My Wednesdays were never, ever, the same from this moment forward. Primarily because, for those of us old enough to remember, that mid-point of the week was once the traditional day when movies opened, were released into theaters, back then. And preparing for the weekly changes was what I had to learn. It came with the new lead role I’d inherit.
Here, I head-counted a half-dozen patrons enjoying the movie as it drew down to the last of its scenes. I bounded upstairs in time to execute a proper changeover. Nothing out of the ordinary, really. All was well, yes? It was…until I went down again. As was my routine to see that no exit doors were left ajar, this occurred a mere 5 minutes later.
Before I arrived, the owner realized the demographics of the area were changing during the 70s, and that more and more of his clientele were Latino patrons. He was also competing for their dollars with the two other movie theaters along the Pacific boulevard shopping strip: the California and the Park (the other, the Lyric Theatre, went after, ahem, a different market).
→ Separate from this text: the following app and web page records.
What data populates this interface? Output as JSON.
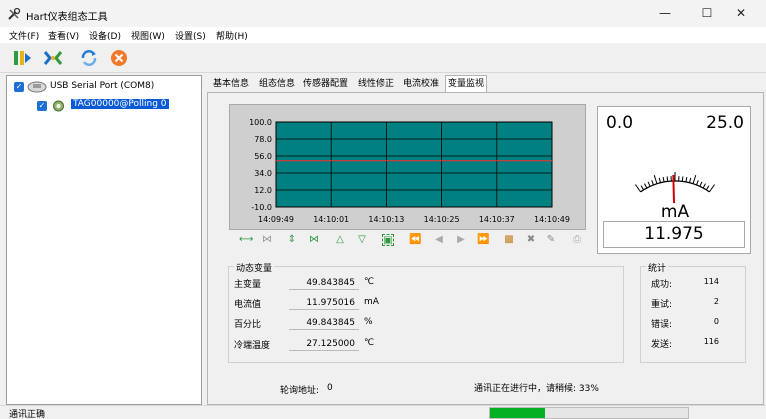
{
  "window": {
    "title": "Hart仪表组态工具",
    "icon": "wrench-icon"
  },
  "menu": [
    "文件(F)",
    "查看(V)",
    "设备(D)",
    "视图(W)",
    "设置(S)",
    "帮助(H)"
  ],
  "toolbar": {
    "buttons": [
      "connect-icon",
      "search-device-icon",
      "refresh-icon",
      "stop-icon"
    ]
  },
  "tree": {
    "root_label": "USB Serial Port (COM8)",
    "child_label": "TAG00000@Polling 0"
  },
  "tabs": [
    "基本信息",
    "组态信息",
    "传感器配置",
    "线性修正",
    "电流校准",
    "变量监视"
  ],
  "active_tab": "变量监视",
  "chart_data": {
    "type": "line",
    "y_ticks": [
      "100.0",
      "78.0",
      "56.0",
      "34.0",
      "12.0",
      "-10.0"
    ],
    "x_ticks": [
      "14:09:49",
      "14:10:01",
      "14:10:13",
      "14:10:25",
      "14:10:37",
      "14:10:49"
    ],
    "ylim": [
      -10.0,
      100.0
    ],
    "series": [
      {
        "values": [
          49.84,
          49.84,
          49.84,
          49.84,
          49.84,
          49.84
        ],
        "color": "#ff2a2a"
      }
    ],
    "plot_bg": "#008080",
    "grid": true
  },
  "gauge": {
    "min": "0.0",
    "max": "25.0",
    "unit": "mA",
    "value": "11.975",
    "value_num": 11.975
  },
  "dynamic_vars": {
    "title": "动态变量",
    "rows": [
      {
        "label": "主变量",
        "value": "49.843845",
        "unit": "℃"
      },
      {
        "label": "电流值",
        "value": "11.975016",
        "unit": "mA"
      },
      {
        "label": "百分比",
        "value": "49.843845",
        "unit": "%"
      },
      {
        "label": "冷端温度",
        "value": "27.125000",
        "unit": "℃"
      }
    ]
  },
  "stats": {
    "title": "统计",
    "rows": [
      {
        "label": "成功:",
        "value": "114"
      },
      {
        "label": "重试:",
        "value": "2"
      },
      {
        "label": "错误:",
        "value": "0"
      },
      {
        "label": "发送:",
        "value": "116"
      }
    ]
  },
  "poll": {
    "address_label": "轮询地址:",
    "address_value": "0",
    "progress_text": "通讯正在进行中，请稍候: 33%"
  },
  "status": {
    "text": "通讯正确",
    "progress": 0.28
  }
}
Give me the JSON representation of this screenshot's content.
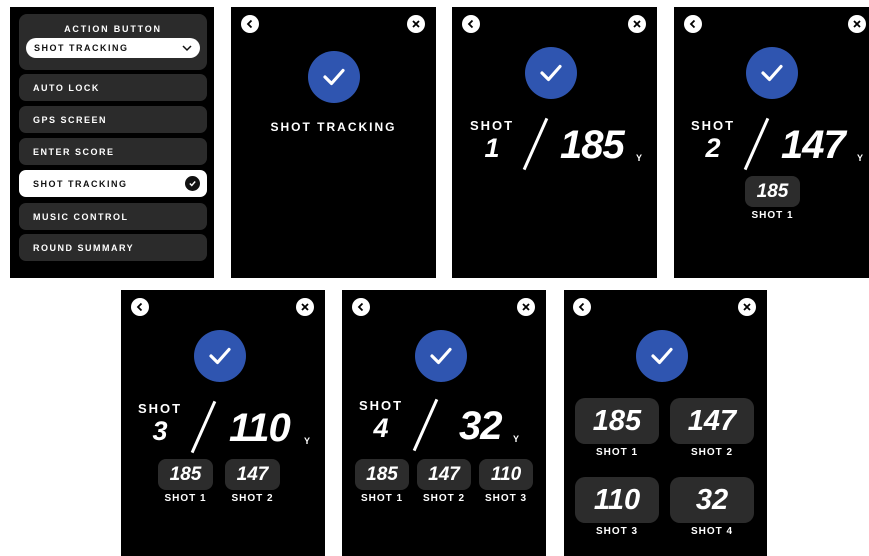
{
  "settings": {
    "header": "ACTION BUTTON",
    "selected_value": "SHOT TRACKING",
    "items": [
      {
        "label": "AUTO LOCK",
        "selected": false
      },
      {
        "label": "GPS SCREEN",
        "selected": false
      },
      {
        "label": "ENTER SCORE",
        "selected": false
      },
      {
        "label": "SHOT TRACKING",
        "selected": true
      },
      {
        "label": "MUSIC CONTROL",
        "selected": false
      },
      {
        "label": "ROUND SUMMARY",
        "selected": false
      }
    ]
  },
  "confirm_screen": {
    "label": "SHOT TRACKING"
  },
  "shot_word": "SHOT",
  "unit": "Y",
  "shot_screens": [
    {
      "shot": "1",
      "distance": "185",
      "history": []
    },
    {
      "shot": "2",
      "distance": "147",
      "history": [
        {
          "value": "185",
          "label": "SHOT 1"
        }
      ]
    },
    {
      "shot": "3",
      "distance": "110",
      "history": [
        {
          "value": "185",
          "label": "SHOT 1"
        },
        {
          "value": "147",
          "label": "SHOT 2"
        }
      ]
    },
    {
      "shot": "4",
      "distance": "32",
      "history": [
        {
          "value": "185",
          "label": "SHOT 1"
        },
        {
          "value": "147",
          "label": "SHOT 2"
        },
        {
          "value": "110",
          "label": "SHOT 3"
        }
      ]
    }
  ],
  "summary": [
    {
      "value": "185",
      "label": "SHOT 1"
    },
    {
      "value": "147",
      "label": "SHOT 2"
    },
    {
      "value": "110",
      "label": "SHOT 3"
    },
    {
      "value": "32",
      "label": "SHOT 4"
    }
  ],
  "colors": {
    "accent": "#2f55b0",
    "panel": "#000000",
    "chip": "#2c2c2c"
  },
  "icons": [
    "back-icon",
    "close-icon",
    "checkmark-icon",
    "chevron-down-icon"
  ]
}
I was taught on what is known as a Two Reel System — the older carbon arc variety. No splicing of film together to make it one large, easy to project unit. Nope…didn’t happen. The Warner’s projection booth had three, count them three, Simplex carbon arc projectors. Museum pieces, really. Only two were used at any time. The third kept as cold backup for when one of others totally arrested on you, which could happen given the age of these antiques.
By the mid-70s, I needed a steady job to support my endeavor of higher education. Perhaps affording to have money in my pocket for dating purposes, too. Youth and hormones can be mercenary. A college education was something my mother pushed for, and I (the oldest surviving) got that obligación. Now, my younger brother (by a year and eight months) on the other hand sought work foremost.